Chromophobe renal cell carcinoma: this subtype accounts for about 5% (5 cases in 100) of RCCs. The cells of these cancers are also pale, like the clear cells, but are much larger and have certain other features that can be recognized when looked at with a microscope.
Rare types of renal cell carcinoma: these subtypes are very rare, each making up less than 1% of RCCs:
- Collecting duct RCC
- Multilocular cystic RCC
- Medullary carcinoma
- Mucinous tubular and spindle cell carcinoma
- Neuroblastoma-associated RCC
Unclassified renal cell carcinoma: rarely, renal cell cancers are labeled as unclassified because the way they look doesn’t fit into any of the other categories or because there is more than one type of cell present.
Other types of kidney cancers
Other types of kidney cancers include transitional cell carcinomas, Wilms tumors, and renal sarcomas.
Transitional cell carcinoma: of every 100 cancers in the kidney, about 5 to 10 are transitional cell carcinomas (TCCs), also known as urothelial carcinomas.
Transitional cell carcinomas don’t start in the kidney itself but in the lining of the renal pelvis (where the ureters meet the kidneys). This lining is made up of cells called transitional cells that look like the cells that line the ureters and bladder. Cancers that develop from these cells look like other urothelial carcinomas, such as bladder cancer, under the microscope. Like bladder cancer, these cancers are often linked to cigarette smoking and being exposed to certain cancer-causing chemicals in the workplace.
People with TCC often have the same signs and symptoms as people with renal cell cancer − blood in the urine and, sometimes, back pain.
For more information about transitional cell carcinoma, see Bladder Cancer.
Wilms tumor (nephroblastoma): Wilms tumors almost always occur in children. This type of cancer is very rare among adults. To learn more about this type of cancer, see Wilms Tumor.
Renal sarcoma: renal sarcomas are a rare type of kidney cancer that begins in the blood vessels or connective tissue of the kidney. They make up less than 1% of all kidney cancers.
Sarcomas are discussed in more detail in Sarcoma- Adult Soft Tissue Cancer.
Benign (non-cancerous) kidney tumors
Some kidney tumors are benign (non-cancerous). This means they do not metastasize (spread) to other parts of the body, although they can still grow and cause problems.

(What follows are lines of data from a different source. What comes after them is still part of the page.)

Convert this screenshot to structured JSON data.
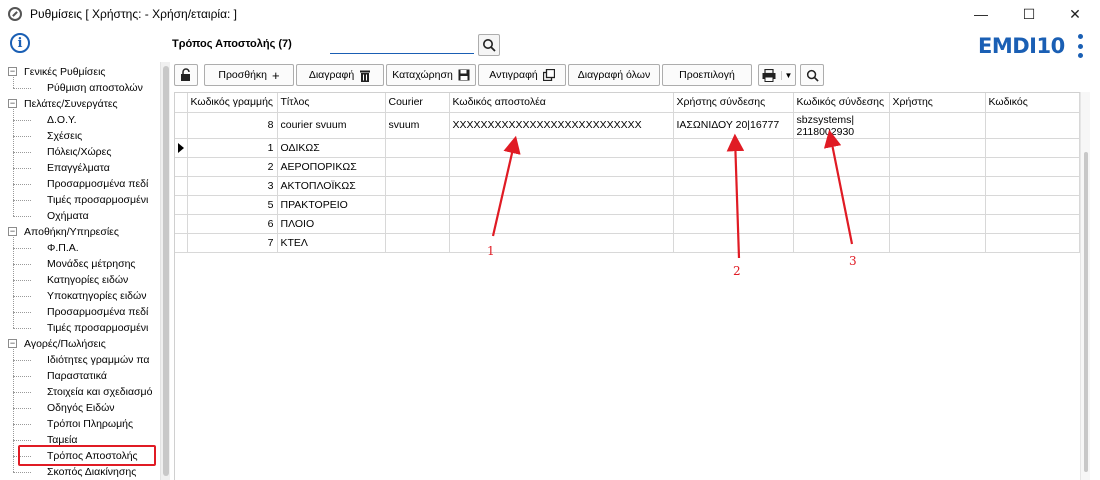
{
  "window": {
    "title": "Ρυθμίσεις  [ Χρήστης:              - Χρήση/εταιρία:                ]",
    "minimize": "—",
    "maximize": "☐",
    "close": "✕"
  },
  "header": {
    "page_title": "Τρόπος Αποστολής (7)",
    "search_value": "",
    "logo": "EMDI10"
  },
  "sidebar": {
    "groups": [
      {
        "label": "Γενικές Ρυθμίσεις",
        "items": [
          "Ρύθμιση αποστολών"
        ]
      },
      {
        "label": "Πελάτες/Συνεργάτες",
        "items": [
          "Δ.Ο.Υ.",
          "Σχέσεις",
          "Πόλεις/Χώρες",
          "Επαγγέλματα",
          "Προσαρμοσμένα πεδί",
          "Τιμές προσαρμοσμένι",
          "Οχήματα"
        ]
      },
      {
        "label": "Αποθήκη/Υπηρεσίες",
        "items": [
          "Φ.Π.Α.",
          "Μονάδες μέτρησης",
          "Κατηγορίες ειδών",
          "Υποκατηγορίες ειδών",
          "Προσαρμοσμένα πεδί",
          "Τιμές προσαρμοσμένι"
        ]
      },
      {
        "label": "Αγορές/Πωλήσεις",
        "items": [
          "Ιδιότητες γραμμών πα",
          "Παραστατικά",
          "Στοιχεία και σχεδιασμό",
          "Οδηγός Ειδών",
          "Τρόποι Πληρωμής",
          "Ταμεία",
          "Τρόπος Αποστολής",
          "Σκοπός Διακίνησης"
        ]
      }
    ]
  },
  "toolbar": {
    "add": "Προσθήκη",
    "delete": "Διαγραφή",
    "save": "Καταχώρηση",
    "copy": "Αντιγραφή",
    "delete_all": "Διαγραφή όλων",
    "preview": "Προεπιλογή"
  },
  "grid": {
    "columns": [
      "Κωδικός γραμμής",
      "Τίτλος",
      "Courier",
      "Κωδικός αποστολέα",
      "Χρήστης σύνδεσης",
      "Κωδικός σύνδεσης",
      "Χρήστης",
      "Κωδικός"
    ],
    "rows": [
      [
        "8",
        "courier svuum",
        "svuum",
        "XXXXXXXXXXXXXXXXXXXXXXXXXXX",
        "ΙΑΣΩΝΙΔΟΥ 20|16777",
        "sbzsystems|\n2118002930",
        "",
        ""
      ],
      [
        "1",
        "ΟΔΙΚΩΣ",
        "",
        "",
        "",
        "",
        "",
        ""
      ],
      [
        "2",
        "ΑΕΡΟΠΟΡΙΚΩΣ",
        "",
        "",
        "",
        "",
        "",
        ""
      ],
      [
        "3",
        "ΑΚΤΟΠΛΟΪΚΩΣ",
        "",
        "",
        "",
        "",
        "",
        ""
      ],
      [
        "5",
        "ΠΡΑΚΤΟΡΕΙΟ",
        "",
        "",
        "",
        "",
        "",
        ""
      ],
      [
        "6",
        "ΠΛΟΙΟ",
        "",
        "",
        "",
        "",
        "",
        ""
      ],
      [
        "7",
        "ΚΤΕΛ",
        "",
        "",
        "",
        "",
        "",
        ""
      ]
    ]
  },
  "annotations": [
    "1",
    "2",
    "3"
  ],
  "colors": {
    "accent": "#1a5fb4",
    "highlight": "#e01b24"
  }
}
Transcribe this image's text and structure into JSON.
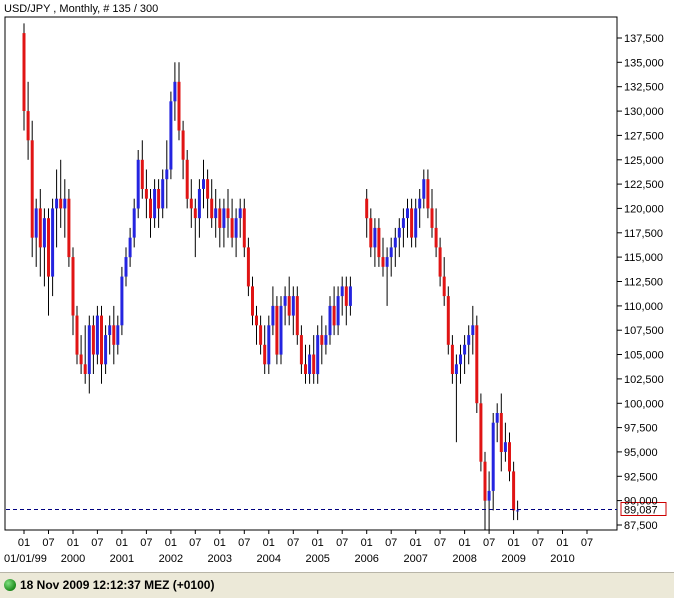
{
  "window": {
    "title": "USD/JPY , Monthly, # 135 / 300"
  },
  "status": {
    "text": "18 Nov 2009 12:12:37  MEZ (+0100)"
  },
  "colors": {
    "up": "#2424e0",
    "down": "#e01414",
    "wick": "#000000",
    "price_line": "#000080",
    "price_box": "#cc0000"
  },
  "chart_data": {
    "type": "candlestick",
    "symbol": "USD/JPY",
    "timeframe": "Monthly",
    "current_price": 89.087,
    "current_price_label": "89,087",
    "ylim": [
      86.5,
      139
    ],
    "y_ticks": [
      87.5,
      90,
      92.5,
      95,
      97.5,
      100,
      102.5,
      105,
      107.5,
      110,
      112.5,
      115,
      117.5,
      120,
      122.5,
      125,
      127.5,
      130,
      132.5,
      135,
      137.5
    ],
    "y_tick_labels": [
      "87,500",
      "90,000",
      "92,500",
      "95,000",
      "97,500",
      "100,000",
      "102,500",
      "105,000",
      "107,500",
      "110,000",
      "112,500",
      "115,000",
      "117,500",
      "120,000",
      "122,500",
      "125,000",
      "127,500",
      "130,000",
      "132,500",
      "135,000",
      "137,500"
    ],
    "month_ticks": [
      {
        "month": 1,
        "label": "01"
      },
      {
        "month": 7,
        "label": "07"
      },
      {
        "month": 13,
        "label": "01"
      },
      {
        "month": 19,
        "label": "07"
      },
      {
        "month": 25,
        "label": "01"
      },
      {
        "month": 31,
        "label": "07"
      },
      {
        "month": 37,
        "label": "01"
      },
      {
        "month": 43,
        "label": "07"
      },
      {
        "month": 49,
        "label": "01"
      },
      {
        "month": 55,
        "label": "07"
      },
      {
        "month": 61,
        "label": "01"
      },
      {
        "month": 67,
        "label": "07"
      },
      {
        "month": 73,
        "label": "01"
      },
      {
        "month": 79,
        "label": "07"
      },
      {
        "month": 85,
        "label": "01"
      },
      {
        "month": 91,
        "label": "07"
      },
      {
        "month": 97,
        "label": "01"
      },
      {
        "month": 103,
        "label": "07"
      },
      {
        "month": 109,
        "label": "01"
      },
      {
        "month": 115,
        "label": "07"
      },
      {
        "month": 121,
        "label": "01"
      },
      {
        "month": 127,
        "label": "07"
      },
      {
        "month": 133,
        "label": "01"
      },
      {
        "month": 139,
        "label": "07"
      }
    ],
    "year_ticks": [
      {
        "month": 1,
        "label": "01/01/99"
      },
      {
        "month": 13,
        "label": "2000"
      },
      {
        "month": 25,
        "label": "2001"
      },
      {
        "month": 37,
        "label": "2002"
      },
      {
        "month": 49,
        "label": "2003"
      },
      {
        "month": 61,
        "label": "2004"
      },
      {
        "month": 73,
        "label": "2005"
      },
      {
        "month": 85,
        "label": "2006"
      },
      {
        "month": 97,
        "label": "2007"
      },
      {
        "month": 109,
        "label": "2008"
      },
      {
        "month": 121,
        "label": "2009"
      },
      {
        "month": 133,
        "label": "2010"
      }
    ],
    "candles": [
      [
        138,
        139,
        128,
        130
      ],
      [
        130,
        133,
        125,
        127
      ],
      [
        127,
        129,
        115,
        117
      ],
      [
        117,
        121,
        114,
        120
      ],
      [
        120,
        122,
        113,
        116
      ],
      [
        116,
        120,
        112,
        119
      ],
      [
        119,
        120,
        109,
        113
      ],
      [
        113,
        121,
        111,
        120
      ],
      [
        120,
        124,
        116,
        121
      ],
      [
        121,
        125,
        118,
        120
      ],
      [
        120,
        123,
        117,
        121
      ],
      [
        121,
        122,
        114,
        115
      ],
      [
        115,
        116,
        107,
        109
      ],
      [
        109,
        110,
        104,
        105
      ],
      [
        105,
        107,
        103,
        104
      ],
      [
        104,
        108,
        102,
        103
      ],
      [
        103,
        109,
        101,
        108
      ],
      [
        108,
        109,
        103,
        105
      ],
      [
        105,
        110,
        104,
        109
      ],
      [
        109,
        110,
        102,
        104
      ],
      [
        104,
        108,
        103,
        107
      ],
      [
        107,
        109,
        105,
        108
      ],
      [
        108,
        110,
        104,
        106
      ],
      [
        106,
        109,
        105,
        108
      ],
      [
        108,
        114,
        107,
        113
      ],
      [
        113,
        116,
        112,
        115
      ],
      [
        115,
        118,
        114,
        117
      ],
      [
        117,
        121,
        116,
        120
      ],
      [
        120,
        126,
        119,
        125
      ],
      [
        125,
        127,
        121,
        122
      ],
      [
        122,
        124,
        119,
        121
      ],
      [
        121,
        122,
        117,
        119
      ],
      [
        119,
        123,
        118,
        122
      ],
      [
        122,
        123,
        118,
        120
      ],
      [
        120,
        124,
        119,
        123
      ],
      [
        123,
        127,
        120,
        124
      ],
      [
        124,
        132,
        123,
        131
      ],
      [
        131,
        135,
        129,
        133
      ],
      [
        133,
        135,
        127,
        128
      ],
      [
        128,
        129,
        123,
        125
      ],
      [
        125,
        126,
        120,
        121
      ],
      [
        121,
        123,
        118,
        120
      ],
      [
        120,
        121,
        115,
        119
      ],
      [
        119,
        123,
        117,
        122
      ],
      [
        122,
        125,
        120,
        123
      ],
      [
        123,
        124,
        119,
        121
      ],
      [
        121,
        123,
        118,
        119
      ],
      [
        119,
        122,
        117,
        120
      ],
      [
        120,
        121,
        116,
        118
      ],
      [
        118,
        121,
        116,
        120
      ],
      [
        120,
        122,
        117,
        119
      ],
      [
        119,
        121,
        116,
        117
      ],
      [
        117,
        120,
        115,
        119
      ],
      [
        119,
        121,
        117,
        120
      ],
      [
        120,
        121,
        115,
        116
      ],
      [
        116,
        117,
        111,
        112
      ],
      [
        112,
        113,
        108,
        109
      ],
      [
        109,
        110,
        106,
        108
      ],
      [
        108,
        109,
        105,
        106
      ],
      [
        106,
        108,
        103,
        104
      ],
      [
        104,
        109,
        103,
        108
      ],
      [
        108,
        112,
        107,
        110
      ],
      [
        110,
        111,
        104,
        105
      ],
      [
        105,
        111,
        104,
        110
      ],
      [
        110,
        112,
        108,
        111
      ],
      [
        111,
        113,
        108,
        109
      ],
      [
        109,
        112,
        107,
        111
      ],
      [
        111,
        112,
        106,
        107
      ],
      [
        107,
        108,
        103,
        104
      ],
      [
        104,
        106,
        102,
        103
      ],
      [
        103,
        106,
        102,
        105
      ],
      [
        105,
        107,
        102,
        103
      ],
      [
        103,
        108,
        102,
        107
      ],
      [
        107,
        109,
        104,
        106
      ],
      [
        106,
        108,
        105,
        107
      ],
      [
        107,
        111,
        106,
        110
      ],
      [
        110,
        112,
        107,
        108
      ],
      [
        108,
        112,
        107,
        111
      ],
      [
        111,
        113,
        109,
        112
      ],
      [
        112,
        113,
        108,
        110
      ],
      [
        110,
        113,
        109,
        112
      ],
      [
        null,
        null,
        null,
        null
      ],
      [
        null,
        null,
        null,
        null
      ],
      [
        null,
        null,
        null,
        null
      ],
      [
        121,
        122,
        117,
        119
      ],
      [
        119,
        120,
        115,
        116
      ],
      [
        116,
        119,
        114,
        118
      ],
      [
        118,
        119,
        114,
        115
      ],
      [
        115,
        117,
        113,
        114
      ],
      [
        114,
        116,
        110,
        115
      ],
      [
        115,
        117,
        113,
        116
      ],
      [
        116,
        118,
        114,
        117
      ],
      [
        117,
        119,
        115,
        118
      ],
      [
        118,
        120,
        116,
        119
      ],
      [
        119,
        121,
        117,
        120
      ],
      [
        120,
        121,
        116,
        117
      ],
      [
        117,
        121,
        116,
        120
      ],
      [
        120,
        122,
        118,
        121
      ],
      [
        121,
        124,
        120,
        123
      ],
      [
        123,
        124,
        119,
        120
      ],
      [
        120,
        122,
        117,
        118
      ],
      [
        118,
        120,
        115,
        116
      ],
      [
        116,
        117,
        112,
        113
      ],
      [
        113,
        115,
        110,
        111
      ],
      [
        111,
        112,
        105,
        106
      ],
      [
        106,
        107,
        102,
        103
      ],
      [
        103,
        105,
        96,
        104
      ],
      [
        104,
        106,
        102,
        105
      ],
      [
        105,
        107,
        103,
        106
      ],
      [
        106,
        108,
        104,
        107
      ],
      [
        107,
        110,
        105,
        108
      ],
      [
        108,
        109,
        99,
        100
      ],
      [
        100,
        101,
        93,
        94
      ],
      [
        94,
        95,
        87,
        90
      ],
      [
        90,
        93,
        87,
        91
      ],
      [
        91,
        99,
        89,
        98
      ],
      [
        98,
        100,
        96,
        99
      ],
      [
        99,
        101,
        93,
        95
      ],
      [
        95,
        98,
        94,
        96
      ],
      [
        96,
        97,
        92,
        93
      ],
      [
        93,
        94,
        88,
        89
      ],
      [
        89,
        90,
        88,
        89
      ]
    ]
  }
}
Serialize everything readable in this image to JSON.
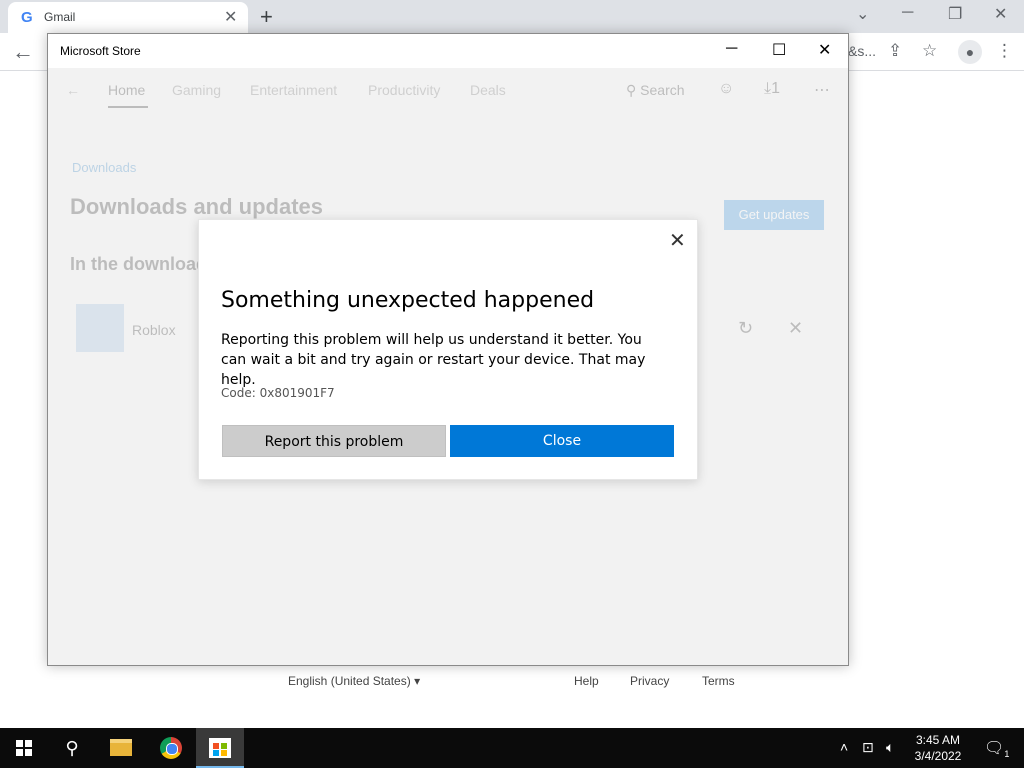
{
  "browser": {
    "tab_title": "Gmail",
    "omnibox_tail": "&s...",
    "footer": {
      "language": "English (United States)",
      "help": "Help",
      "privacy": "Privacy",
      "terms": "Terms"
    }
  },
  "store": {
    "window_title": "Microsoft Store",
    "nav": {
      "home": "Home",
      "gaming": "Gaming",
      "entertainment": "Entertainment",
      "productivity": "Productivity",
      "deals": "Deals",
      "search": "Search",
      "downloads_count": "1"
    },
    "breadcrumb": "Downloads",
    "page_title": "Downloads and updates",
    "get_updates": "Get updates",
    "section_title": "In the download queue",
    "app_name": "Roblox"
  },
  "dialog": {
    "title": "Something unexpected happened",
    "message": "Reporting this problem will help us understand it better. You can wait a bit and try again or restart your device. That may help.",
    "code": "Code: 0x801901F7",
    "report_button": "Report this problem",
    "close_button": "Close"
  },
  "taskbar": {
    "time": "3:45 AM",
    "date": "3/4/2022",
    "notification_count": "1"
  },
  "colors": {
    "accent": "#0078d7",
    "dialog_bg": "#ffffff",
    "secondary_button": "#cccccc",
    "taskbar_bg": "#0b0b0b"
  }
}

Benign kidney tumors can be treated by removing or destroying them, using many of the same treatments that are also used for kidney cancers, such as surgery, radiofrequency ablation, and arterial embolization. The choice of treatment depends on many factors, such as the size of the tumor and if it is causing any symptoms, the number of tumors, whether tumors are in both kidneys, and the person’s general health.
Renal adenoma: renal adenomas are the most common benign kidney tumors. They are small, slow-growing tumors that are often found on imaging tests (such as CT scans) when the doctor is looking for something else. Seen with a microscope, they look a lot like low-grade (slow-growing) renal cell carcinomas.
In rare cases, tumors first thought to be renal adenomas turn out to be small renal cell carcinomas. Because they are hard to tell apart, suspected adenomas are often treated like renal cell cancers.
Oncocytoma: oncocytomas are benign kidney tumors that can sometimes grow quite large. As with renal adenomas, it can sometimes be hard to tell them apart from kidney cancers. Oncocytomas do not normally spread to other organs, so surgery often cures them.
Angiomyolipoma: angiomyolipomas are rare. They often develop in people with tuberous sclerosis, a genetic condition that also affects the heart, eyes, brain, lungs, and skin. These tumors are made up of different types of connective tissues (blood vessels, smooth muscles, and fat). If they aren’t causing any symptoms, they can often just be watched closely. If they start causing problems (like pain or bleeding), they may need to be treated.